The purpose of the meeting was to highlight the importance of the UNCLOS in carrying out UN Sustainable Development Goal No 14 regarding the conservation and sustainable use of seas and oceans (SDG 14).
The event featured the participation of numerous ambassadors, delegation heads, and representatives of more than 120 UN member states.
Upon addressing the event, Malcolm Evans, British Professor of Public International Law at Bristol University, said that UNCLOS and the "Charter of the Oceans" is the framework that governs all activities ongoing in seas and oceans worldwide. Indeed, it ensures a balance between the need to exploit resources from the sea and the freedom and the governance of the sea which serves common interests.
Most notably, dispute settlement mechanisms established under the UNCLOS serve to settle disagreements in a peaceful manner between countries whilst also promoting understanding of the UNCLOS.
As UNCLOS reflects the majority of the rules of customary international law that are binding on all countries, the interpretation and application of UNCLOS by courts and arbitral tribunals will be of great importance to all nations, both member and non-member states of UNCLOS, he said.
Furthermore, UNCLOS can be regularly updated in order to meet current and future challenges in the sea and ocean fields, such as safety and security of the sea, pollution of the marine environment, and exploitation of resources under sea bottom and biodiversity.
With regard to the implementation of SDG 14, Prof. Evans went on to note that the SDG14 goals mainly focus on the issue of "life below water" and the benefits for developing and underdeveloped countries from fishing activities. However, the SDG14 goals should be expanded as a means of meeting emerging sustainable development needs, such as exploiting resources on the seabed, responding to challenges posed by climate change, and rising sea levels, Prof. Evans added.
The countries affirmed the central role of UNCLOS and the principle of peaceful dispute settlement, expressing their great appreciation for the role of the dispute settlement mechanism established under UNCLOS. Many noted that it promotes a rule-based maritime legal order, thereby contributing to achieving sustainable development goals (SDGs).

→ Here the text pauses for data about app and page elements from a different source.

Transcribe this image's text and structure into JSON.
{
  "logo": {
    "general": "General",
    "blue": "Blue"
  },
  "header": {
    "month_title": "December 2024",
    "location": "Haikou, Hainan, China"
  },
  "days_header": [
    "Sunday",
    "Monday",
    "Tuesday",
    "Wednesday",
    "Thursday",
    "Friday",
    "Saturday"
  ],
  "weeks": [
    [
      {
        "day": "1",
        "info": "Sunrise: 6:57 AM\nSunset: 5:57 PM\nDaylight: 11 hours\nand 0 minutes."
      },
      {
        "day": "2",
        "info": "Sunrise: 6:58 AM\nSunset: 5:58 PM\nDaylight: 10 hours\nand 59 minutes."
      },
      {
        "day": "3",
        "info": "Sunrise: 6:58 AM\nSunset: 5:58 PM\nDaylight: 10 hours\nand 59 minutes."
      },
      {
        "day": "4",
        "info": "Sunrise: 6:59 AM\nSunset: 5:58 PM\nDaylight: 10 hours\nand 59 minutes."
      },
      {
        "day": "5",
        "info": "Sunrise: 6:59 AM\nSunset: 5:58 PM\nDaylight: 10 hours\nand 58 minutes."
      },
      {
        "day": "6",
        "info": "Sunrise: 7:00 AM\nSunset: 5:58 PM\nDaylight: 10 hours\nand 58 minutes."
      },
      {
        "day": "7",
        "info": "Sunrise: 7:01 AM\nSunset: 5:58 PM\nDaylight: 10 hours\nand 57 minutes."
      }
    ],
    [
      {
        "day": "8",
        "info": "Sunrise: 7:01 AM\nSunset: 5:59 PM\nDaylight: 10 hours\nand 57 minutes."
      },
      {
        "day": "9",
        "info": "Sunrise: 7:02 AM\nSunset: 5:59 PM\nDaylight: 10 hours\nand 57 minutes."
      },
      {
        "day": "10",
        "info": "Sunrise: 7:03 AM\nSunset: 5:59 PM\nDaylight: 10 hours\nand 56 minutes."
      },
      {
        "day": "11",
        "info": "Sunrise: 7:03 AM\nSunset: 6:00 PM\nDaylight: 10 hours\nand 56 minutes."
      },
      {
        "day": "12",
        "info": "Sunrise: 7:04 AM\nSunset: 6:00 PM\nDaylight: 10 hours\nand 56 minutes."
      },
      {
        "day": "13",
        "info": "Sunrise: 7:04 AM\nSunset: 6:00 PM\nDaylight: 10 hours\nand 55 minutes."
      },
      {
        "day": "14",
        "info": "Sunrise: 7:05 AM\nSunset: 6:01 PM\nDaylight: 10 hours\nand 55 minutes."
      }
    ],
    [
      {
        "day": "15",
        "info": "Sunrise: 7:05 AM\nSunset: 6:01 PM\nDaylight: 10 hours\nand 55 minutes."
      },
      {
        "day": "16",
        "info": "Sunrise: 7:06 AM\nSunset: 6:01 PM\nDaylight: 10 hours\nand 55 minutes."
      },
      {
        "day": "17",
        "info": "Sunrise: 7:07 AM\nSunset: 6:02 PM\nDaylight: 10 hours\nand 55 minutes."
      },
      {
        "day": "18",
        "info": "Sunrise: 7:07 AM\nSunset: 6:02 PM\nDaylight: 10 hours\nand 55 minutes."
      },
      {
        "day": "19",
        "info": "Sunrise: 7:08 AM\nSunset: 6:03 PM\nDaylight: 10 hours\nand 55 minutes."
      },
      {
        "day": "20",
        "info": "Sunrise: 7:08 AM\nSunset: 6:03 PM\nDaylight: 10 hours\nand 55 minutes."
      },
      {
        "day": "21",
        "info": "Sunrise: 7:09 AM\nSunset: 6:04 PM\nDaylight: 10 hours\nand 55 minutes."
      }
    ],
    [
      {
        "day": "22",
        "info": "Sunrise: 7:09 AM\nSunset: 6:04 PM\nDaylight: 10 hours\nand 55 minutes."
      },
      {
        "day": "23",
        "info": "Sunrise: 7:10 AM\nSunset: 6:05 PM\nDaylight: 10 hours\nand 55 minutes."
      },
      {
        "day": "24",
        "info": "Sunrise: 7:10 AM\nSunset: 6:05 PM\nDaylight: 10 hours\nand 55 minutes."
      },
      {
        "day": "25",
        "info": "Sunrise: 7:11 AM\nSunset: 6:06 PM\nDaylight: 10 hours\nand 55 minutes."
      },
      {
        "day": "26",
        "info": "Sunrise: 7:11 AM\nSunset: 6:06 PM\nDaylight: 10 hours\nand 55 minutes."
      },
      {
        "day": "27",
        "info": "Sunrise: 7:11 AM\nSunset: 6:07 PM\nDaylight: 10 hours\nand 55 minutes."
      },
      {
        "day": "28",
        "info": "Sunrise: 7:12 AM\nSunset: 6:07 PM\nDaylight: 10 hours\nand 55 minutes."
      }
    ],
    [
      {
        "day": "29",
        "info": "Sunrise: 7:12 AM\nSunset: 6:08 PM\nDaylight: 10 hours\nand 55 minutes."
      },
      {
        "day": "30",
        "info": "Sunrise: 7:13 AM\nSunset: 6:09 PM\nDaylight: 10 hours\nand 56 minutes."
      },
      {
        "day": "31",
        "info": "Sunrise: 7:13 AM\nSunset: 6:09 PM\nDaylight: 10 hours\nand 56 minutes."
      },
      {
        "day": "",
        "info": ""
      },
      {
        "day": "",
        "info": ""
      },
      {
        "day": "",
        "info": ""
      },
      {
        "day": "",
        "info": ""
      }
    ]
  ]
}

Some representatives went on to outline their desire to quickly resume the negotiation process of documents on biodiversity outside the jurisdiction, along with showing their interest in the use of technology and science in sea and ocean research, exploitation, and conservation.
Various countries also share challenges such as marine pollution, unsustainable sea and ocean use practices, challenges from climate change, sea level rise, and the impact of maritime disputes regarding sustainable development.
Ambassador Dang Dinh Quy, permanent representative of Vietnam to the UN, thanked all countries for supporting and attending the meeting.
The Group of Friends will maintain regular activities, thereby helping to increase their understanding of UNCLOS, share good practices, and meet the common concerns of the international community, the Ambassador added.